"I started thinking about how I could combine music and science, and since then I've been looking into music therapy," said Farrah, who is Indonesian but intends to live and work in Singapore.

In the past year, she has also been an active volunteer with New Hope Community Services, a charity organisation. She works with children from displaced families, teaching them to play the ukelele through a music mentorship programme.

Farrah plans to read medicine through the Yale-NUS and Duke-NUS liberal arts and medicine pathway.

Students who take this route will attain a Bachelor of Science Honours or Bachelor of Arts Honours degree at Yale-NUS College, followed by a Doctor of Medicine degree at Duke-NUS Medical School.

At SJI, 99.64 per cent of its 280 students passed the exams, with 59 per cent of the cohort achieving at least 40 points.

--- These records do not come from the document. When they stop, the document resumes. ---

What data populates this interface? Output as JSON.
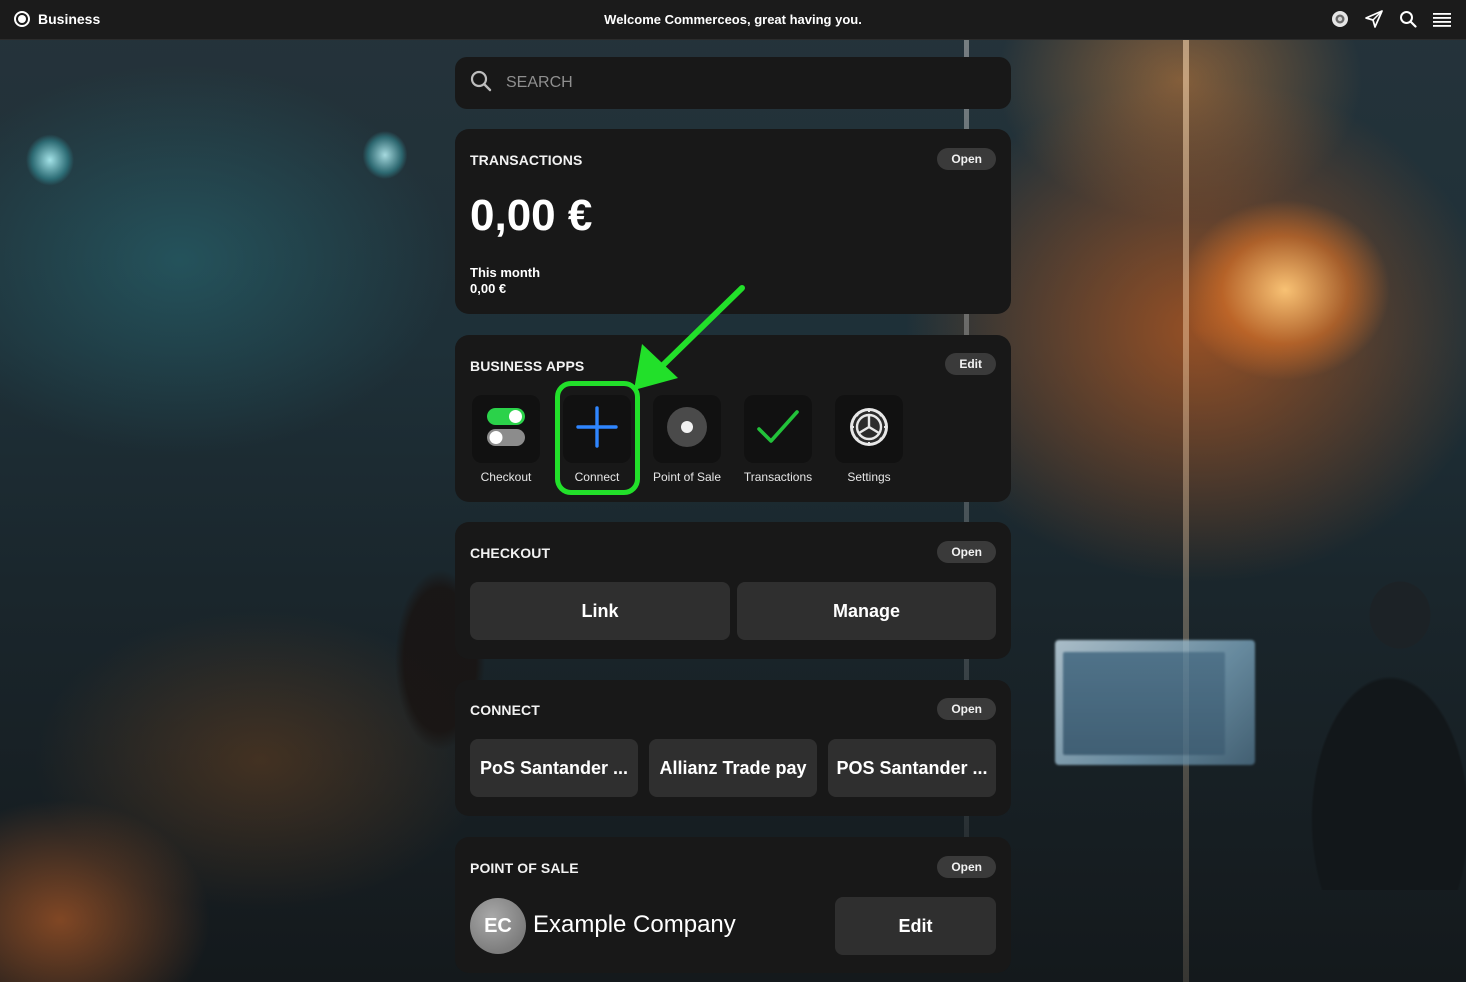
{
  "topbar": {
    "brand": "Business",
    "welcome": "Welcome Commerceos, great having you.",
    "icons": [
      "profile-icon",
      "send-icon",
      "search-icon",
      "menu-icon"
    ]
  },
  "search": {
    "placeholder": "SEARCH"
  },
  "transactions": {
    "title": "TRANSACTIONS",
    "action": "Open",
    "amount": "0,00 €",
    "month_label": "This month",
    "month_value": "0,00 €"
  },
  "business_apps": {
    "title": "BUSINESS APPS",
    "action": "Edit",
    "apps": [
      {
        "label": "Checkout",
        "icon": "toggle-icon"
      },
      {
        "label": "Connect",
        "icon": "plus-icon"
      },
      {
        "label": "Point of Sale",
        "icon": "pos-dot-icon"
      },
      {
        "label": "Transactions",
        "icon": "check-icon"
      },
      {
        "label": "Settings",
        "icon": "gear-icon"
      }
    ]
  },
  "checkout": {
    "title": "CHECKOUT",
    "action": "Open",
    "buttons": [
      "Link",
      "Manage"
    ]
  },
  "connect": {
    "title": "CONNECT",
    "action": "Open",
    "buttons": [
      "PoS Santander ...",
      "Allianz Trade pay",
      "POS Santander ..."
    ]
  },
  "point_of_sale": {
    "title": "POINT OF SALE",
    "action": "Open",
    "avatar": "EC",
    "company": "Example Company",
    "edit": "Edit"
  },
  "colors": {
    "highlight": "#22e02a",
    "connect_plus": "#2f86ff",
    "check": "#22c23a"
  }
}
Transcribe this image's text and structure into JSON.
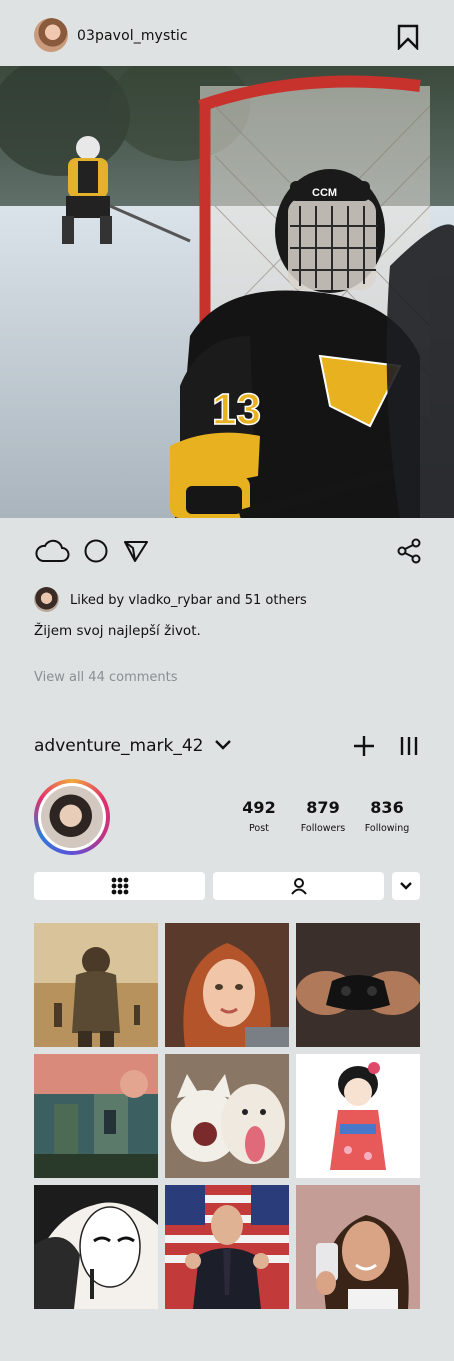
{
  "post": {
    "username": "03pavol_mystic",
    "liked_by_text": "Liked by vladko_rybar and 51 others",
    "caption": "Žijem svoj najlepší život.",
    "view_comments": "View all 44 comments",
    "jersey_number": "13",
    "helmet_brand": "CCM"
  },
  "profile": {
    "username": "adventure_mark_42",
    "stats": [
      {
        "value": "492",
        "label": "Post"
      },
      {
        "value": "879",
        "label": "Followers"
      },
      {
        "value": "836",
        "label": "Following"
      }
    ]
  },
  "icons": {
    "bookmark": "bookmark-icon",
    "like": "cloud-icon",
    "comment": "circle-icon",
    "send": "send-icon",
    "share": "share-icon",
    "add": "plus-icon",
    "menu": "menu-icon",
    "dropdown": "chevron-down-icon",
    "grid_tab": "grid-icon",
    "tagged_tab": "person-icon"
  },
  "grid": [
    "soldier",
    "redhead-selfie",
    "game-controller",
    "pixel-ruins",
    "cat-and-dog",
    "kimono-doll",
    "manga-girl",
    "businessman-flags",
    "girl-phone-selfie"
  ]
}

Meanwhile, at Hwa Chong International School, 99 per cent of its 152-strong cohort passed, with a quarter attaining 40 points and above. Two students achieved the perfect score, while five others scored 44.

Globally, over 18,700 students took the exams last November and more than 86,000 exam papers were processed in 14 languages.

Dr Siva Kumari, IB director-general based in the Netherlands, said in a congratulatory note to graduates: "Research suggests that an IB education provides skills that both universities and employers value, with independent, critical thinking and the ability to work flexibly and cooperatively.

"I am confident that you've been exceptionally well prepared to make the most of new opportunities, and I wish you all the best in whichever direction you choose to follow."

Dr Kumari sets the strategic direction of the IB. She assumed the post in 2014.

The IB Diploma Programme is a two-year programme conducted at 27 institutions in total in Singapore. IB qualifications are recognised by universities across the globe.

Students from most of the other schools sat the first round of exams in May last year, and received their results earlier in July.

Clarification note: In an earlier version of the report, the Switzerland-based IB Organisation, which conducts the exams, said Singapore accounted for 65 of the 69 perfect scorers in the Asia-Pacific region this year.

It has since clarified that Singapore accounted for 35 of the 69 perfect scorers globally.